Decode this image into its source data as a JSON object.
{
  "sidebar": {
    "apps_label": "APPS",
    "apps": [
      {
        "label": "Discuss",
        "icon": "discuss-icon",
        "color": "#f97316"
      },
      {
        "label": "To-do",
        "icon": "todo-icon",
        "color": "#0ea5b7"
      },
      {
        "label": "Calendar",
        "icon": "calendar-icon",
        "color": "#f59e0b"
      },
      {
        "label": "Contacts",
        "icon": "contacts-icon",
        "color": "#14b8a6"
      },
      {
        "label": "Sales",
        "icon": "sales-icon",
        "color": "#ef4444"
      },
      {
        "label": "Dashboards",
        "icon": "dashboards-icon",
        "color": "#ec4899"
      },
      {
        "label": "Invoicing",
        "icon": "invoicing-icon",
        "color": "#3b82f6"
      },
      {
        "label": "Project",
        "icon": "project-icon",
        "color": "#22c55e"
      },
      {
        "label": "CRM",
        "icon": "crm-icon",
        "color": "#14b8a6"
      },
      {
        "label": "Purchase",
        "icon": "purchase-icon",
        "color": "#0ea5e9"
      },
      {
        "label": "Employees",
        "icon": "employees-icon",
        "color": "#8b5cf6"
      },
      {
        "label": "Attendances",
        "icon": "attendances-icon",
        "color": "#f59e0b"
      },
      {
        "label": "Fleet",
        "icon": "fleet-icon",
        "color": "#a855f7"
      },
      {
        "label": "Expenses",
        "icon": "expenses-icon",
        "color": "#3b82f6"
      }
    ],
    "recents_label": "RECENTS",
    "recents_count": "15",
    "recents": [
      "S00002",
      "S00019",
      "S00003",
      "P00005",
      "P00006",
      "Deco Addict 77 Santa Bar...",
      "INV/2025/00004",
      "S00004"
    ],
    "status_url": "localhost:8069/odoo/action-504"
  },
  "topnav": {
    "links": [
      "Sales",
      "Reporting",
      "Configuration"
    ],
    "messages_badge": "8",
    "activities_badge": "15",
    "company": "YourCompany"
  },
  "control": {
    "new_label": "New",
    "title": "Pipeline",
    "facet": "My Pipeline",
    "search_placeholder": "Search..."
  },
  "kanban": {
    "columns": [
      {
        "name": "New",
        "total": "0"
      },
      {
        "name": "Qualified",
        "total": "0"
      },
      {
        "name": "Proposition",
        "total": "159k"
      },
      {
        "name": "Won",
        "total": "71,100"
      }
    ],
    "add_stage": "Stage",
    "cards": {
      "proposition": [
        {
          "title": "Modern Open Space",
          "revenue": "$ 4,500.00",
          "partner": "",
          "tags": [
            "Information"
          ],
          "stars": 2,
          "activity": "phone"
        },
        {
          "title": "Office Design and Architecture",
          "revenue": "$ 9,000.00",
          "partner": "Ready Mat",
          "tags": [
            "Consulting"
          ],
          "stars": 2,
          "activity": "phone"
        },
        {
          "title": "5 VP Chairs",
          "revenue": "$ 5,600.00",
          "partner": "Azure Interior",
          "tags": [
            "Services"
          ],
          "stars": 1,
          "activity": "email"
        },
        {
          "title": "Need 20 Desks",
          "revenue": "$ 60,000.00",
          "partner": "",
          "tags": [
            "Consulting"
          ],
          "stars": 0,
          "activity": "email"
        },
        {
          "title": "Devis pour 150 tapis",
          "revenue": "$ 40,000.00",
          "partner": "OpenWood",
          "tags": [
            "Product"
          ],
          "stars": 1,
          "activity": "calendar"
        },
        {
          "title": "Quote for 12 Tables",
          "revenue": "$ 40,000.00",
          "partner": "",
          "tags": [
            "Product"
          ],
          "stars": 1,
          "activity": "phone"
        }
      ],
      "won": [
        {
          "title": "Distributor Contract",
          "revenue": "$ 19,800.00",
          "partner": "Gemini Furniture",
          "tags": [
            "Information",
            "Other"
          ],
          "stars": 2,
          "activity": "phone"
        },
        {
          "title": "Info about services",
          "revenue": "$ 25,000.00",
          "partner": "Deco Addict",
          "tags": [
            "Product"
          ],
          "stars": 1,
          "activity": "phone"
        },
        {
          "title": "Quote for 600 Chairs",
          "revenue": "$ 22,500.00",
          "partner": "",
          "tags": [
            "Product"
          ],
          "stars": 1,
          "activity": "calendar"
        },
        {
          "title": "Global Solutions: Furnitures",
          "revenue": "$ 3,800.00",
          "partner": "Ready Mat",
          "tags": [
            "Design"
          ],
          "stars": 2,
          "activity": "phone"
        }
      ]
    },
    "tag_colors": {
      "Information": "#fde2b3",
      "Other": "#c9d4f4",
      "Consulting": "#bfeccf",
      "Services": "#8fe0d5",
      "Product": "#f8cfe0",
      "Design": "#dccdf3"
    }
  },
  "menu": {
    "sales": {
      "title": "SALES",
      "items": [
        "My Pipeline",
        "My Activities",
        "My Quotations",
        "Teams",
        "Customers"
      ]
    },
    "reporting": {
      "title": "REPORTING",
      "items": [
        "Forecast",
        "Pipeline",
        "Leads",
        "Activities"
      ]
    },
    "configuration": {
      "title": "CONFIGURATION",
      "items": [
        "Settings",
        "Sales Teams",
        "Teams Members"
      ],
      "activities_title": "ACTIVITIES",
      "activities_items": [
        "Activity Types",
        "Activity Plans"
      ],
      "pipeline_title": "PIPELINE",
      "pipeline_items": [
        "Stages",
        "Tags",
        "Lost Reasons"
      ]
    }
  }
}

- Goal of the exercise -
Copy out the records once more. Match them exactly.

- Solved exercise -
Decode this image into its source data as a JSON object.
{
  "sidebar": {
    "apps_label": "APPS",
    "apps": [
      {
        "label": "Discuss",
        "icon": "discuss-icon",
        "color": "#f97316"
      },
      {
        "label": "To-do",
        "icon": "todo-icon",
        "color": "#0ea5b7"
      },
      {
        "label": "Calendar",
        "icon": "calendar-icon",
        "color": "#f59e0b"
      },
      {
        "label": "Contacts",
        "icon": "contacts-icon",
        "color": "#14b8a6"
      },
      {
        "label": "Sales",
        "icon": "sales-icon",
        "color": "#ef4444"
      },
      {
        "label": "Dashboards",
        "icon": "dashboards-icon",
        "color": "#ec4899"
      },
      {
        "label": "Invoicing",
        "icon": "invoicing-icon",
        "color": "#3b82f6"
      },
      {
        "label": "Project",
        "icon": "project-icon",
        "color": "#22c55e"
      },
      {
        "label": "CRM",
        "icon": "crm-icon",
        "color": "#14b8a6"
      },
      {
        "label": "Purchase",
        "icon": "purchase-icon",
        "color": "#0ea5e9"
      },
      {
        "label": "Employees",
        "icon": "employees-icon",
        "color": "#8b5cf6"
      },
      {
        "label": "Attendances",
        "icon": "attendances-icon",
        "color": "#f59e0b"
      },
      {
        "label": "Fleet",
        "icon": "fleet-icon",
        "color": "#a855f7"
      },
      {
        "label": "Expenses",
        "icon": "expenses-icon",
        "color": "#3b82f6"
      }
    ],
    "recents_label": "RECENTS",
    "recents_count": "15",
    "recents": [
      "S00002",
      "S00019",
      "S00003",
      "P00005",
      "P00006",
      "Deco Addict 77 Santa Bar...",
      "INV/2025/00004",
      "S00004"
    ],
    "status_url": "localhost:8069/odoo/action-504"
  },
  "topnav": {
    "links": [
      "Sales",
      "Reporting",
      "Configuration"
    ],
    "messages_badge": "8",
    "activities_badge": "15",
    "company": "YourCompany"
  },
  "control": {
    "new_label": "New",
    "title": "Pipeline",
    "facet": "My Pipeline",
    "search_placeholder": "Search..."
  },
  "kanban": {
    "columns": [
      {
        "name": "New",
        "total": "0"
      },
      {
        "name": "Qualified",
        "total": "0"
      },
      {
        "name": "Proposition",
        "total": "159k"
      },
      {
        "name": "Won",
        "total": "71,100"
      }
    ],
    "add_stage": "Stage",
    "cards": {
      "proposition": [
        {
          "title": "Modern Open Space",
          "revenue": "$ 4,500.00",
          "partner": "",
          "tags": [
            "Information"
          ],
          "stars": 2,
          "activity": "phone"
        },
        {
          "title": "Office Design and Architecture",
          "revenue": "$ 9,000.00",
          "partner": "Ready Mat",
          "tags": [
            "Consulting"
          ],
          "stars": 2,
          "activity": "phone"
        },
        {
          "title": "5 VP Chairs",
          "revenue": "$ 5,600.00",
          "partner": "Azure Interior",
          "tags": [
            "Services"
          ],
          "stars": 1,
          "activity": "email"
        },
        {
          "title": "Need 20 Desks",
          "revenue": "$ 60,000.00",
          "partner": "",
          "tags": [
            "Consulting"
          ],
          "stars": 0,
          "activity": "email"
        },
        {
          "title": "Devis pour 150 tapis",
          "revenue": "$ 40,000.00",
          "partner": "OpenWood",
          "tags": [
            "Product"
          ],
          "stars": 1,
          "activity": "calendar"
        },
        {
          "title": "Quote for 12 Tables",
          "revenue": "$ 40,000.00",
          "partner": "",
          "tags": [
            "Product"
          ],
          "stars": 1,
          "activity": "phone"
        }
      ],
      "won": [
        {
          "title": "Distributor Contract",
          "revenue": "$ 19,800.00",
          "partner": "Gemini Furniture",
          "tags": [
            "Information",
            "Other"
          ],
          "stars": 2,
          "activity": "phone"
        },
        {
          "title": "Info about services",
          "revenue": "$ 25,000.00",
          "partner": "Deco Addict",
          "tags": [
            "Product"
          ],
          "stars": 1,
          "activity": "phone"
        },
        {
          "title": "Quote for 600 Chairs",
          "revenue": "$ 22,500.00",
          "partner": "",
          "tags": [
            "Product"
          ],
          "stars": 1,
          "activity": "calendar"
        },
        {
          "title": "Global Solutions: Furnitures",
          "revenue": "$ 3,800.00",
          "partner": "Ready Mat",
          "tags": [
            "Design"
          ],
          "stars": 2,
          "activity": "phone"
        }
      ]
    },
    "tag_colors": {
      "Information": "#fde2b3",
      "Other": "#c9d4f4",
      "Consulting": "#bfeccf",
      "Services": "#8fe0d5",
      "Product": "#f8cfe0",
      "Design": "#dccdf3"
    }
  },
  "menu": {
    "sales": {
      "title": "SALES",
      "items": [
        "My Pipeline",
        "My Activities",
        "My Quotations",
        "Teams",
        "Customers"
      ]
    },
    "reporting": {
      "title": "REPORTING",
      "items": [
        "Forecast",
        "Pipeline",
        "Leads",
        "Activities"
      ]
    },
    "configuration": {
      "title": "CONFIGURATION",
      "items": [
        "Settings",
        "Sales Teams",
        "Teams Members"
      ],
      "activities_title": "ACTIVITIES",
      "activities_items": [
        "Activity Types",
        "Activity Plans"
      ],
      "pipeline_title": "PIPELINE",
      "pipeline_items": [
        "Stages",
        "Tags",
        "Lost Reasons"
      ]
    }
  }
}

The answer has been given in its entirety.